The muscles of the larynx are small.  The traditional description of the vocal folds is that they are the length of the pink part of your pinkie fingernail.  They exist inside three cartileges that all together are about the size of a walnut.  The muscles that move the larynx cartileges are probably shorter than their names. Everything about the larynx is small except for the muscles around it.

The tongue and jaw muscles are strong.  So are the neck and shoulder muscles, and while they do not directly affect one's singing, many singers find that tension in the neck and shoulders transfers into their singing voice.  It is only reasonable to organizie one's physical being before starting to sing, and it doesn't take a long time, although a long and peaceful warm up can be very comfortable.

Most singers like to start by placing their bodies in a good singing posture, then by breathing a few times in the manner in which they breathe for singing -- low and slow are ususally catch words for a singer's breath.  Then a short exercise that goes up and down maybe a 5th or so, moving up by half steps mostly within the middle voice.  The total range covered would be about an octave.  The next step is often a scale exercise of about an octave, again moving up and down by half steps, but this time going a little higher and a little lower.  Finally an arpeggio exercise to make all the technical adjustments a bit faster because one moves now by skip instead of by step.  It takes about five to ten minutes, and the body is ready to sing.

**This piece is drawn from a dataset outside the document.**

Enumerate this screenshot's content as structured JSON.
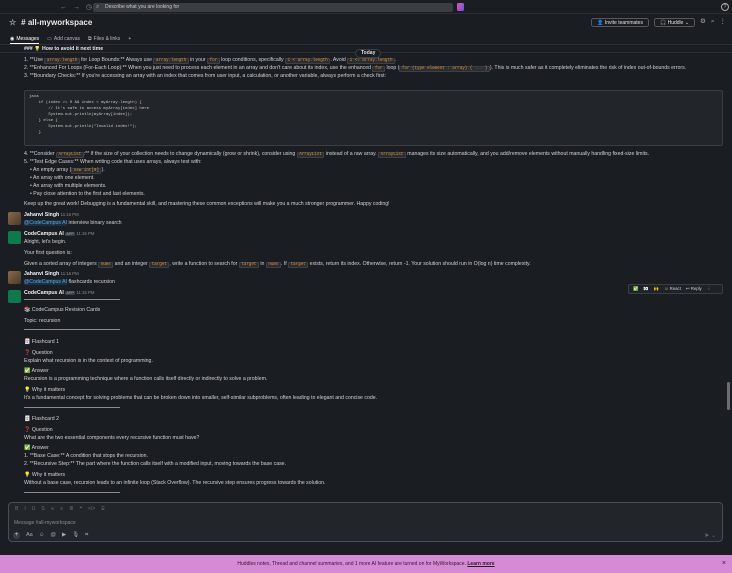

A lot of singers have other fun warm ups that they like.  Lip trills, slides, glides, and even gargling with pitch are some I've encountered.  I have no problem with all these things.  Singers always have to find what makes them feel relaxed and ready.  Particularly when one is in a pressured situation, perhaps starting lessons with a new teacher or warming up for an audition, anything that helps a singer release physical and mental tensions is what s/he should do. 

Most of the time a singer is warming up before a practice session.  Most good singers won't start a practice session with their hardest music.  Generally singers will start with a less demanding piece and move on to music that makes greater vocal demands.  Sometimes the hard music comes first, but in that case generally the singer is taking a small portion of the piece that needs work and working on it with less than full voice.  Singers will continue to feel more comfortable as they sing, and at some point will be ready to make a full effort.

Protecting your voice has to be important to you as a singer because replacement parts just are not available.  Wear and tear on the voice is cumulative.  Although it's possible to come back from vocal damage, it's far better to avoid damage as much as possible.  Adalina Patti, a diva of the 19th century, used to refuse to sing High C in rehearsals because she believed that she had only a finite number of them.  She didn't waste them on rehearsals.  Maybe her attitude is a bit much, but one must agree that she took her responsibility seriously.

Students often feel that they should sacrifice their voice for a performance because others are depending on them.  I've done it, and so has every singer I know.  Just try not to do it too often.  Warm up and take care.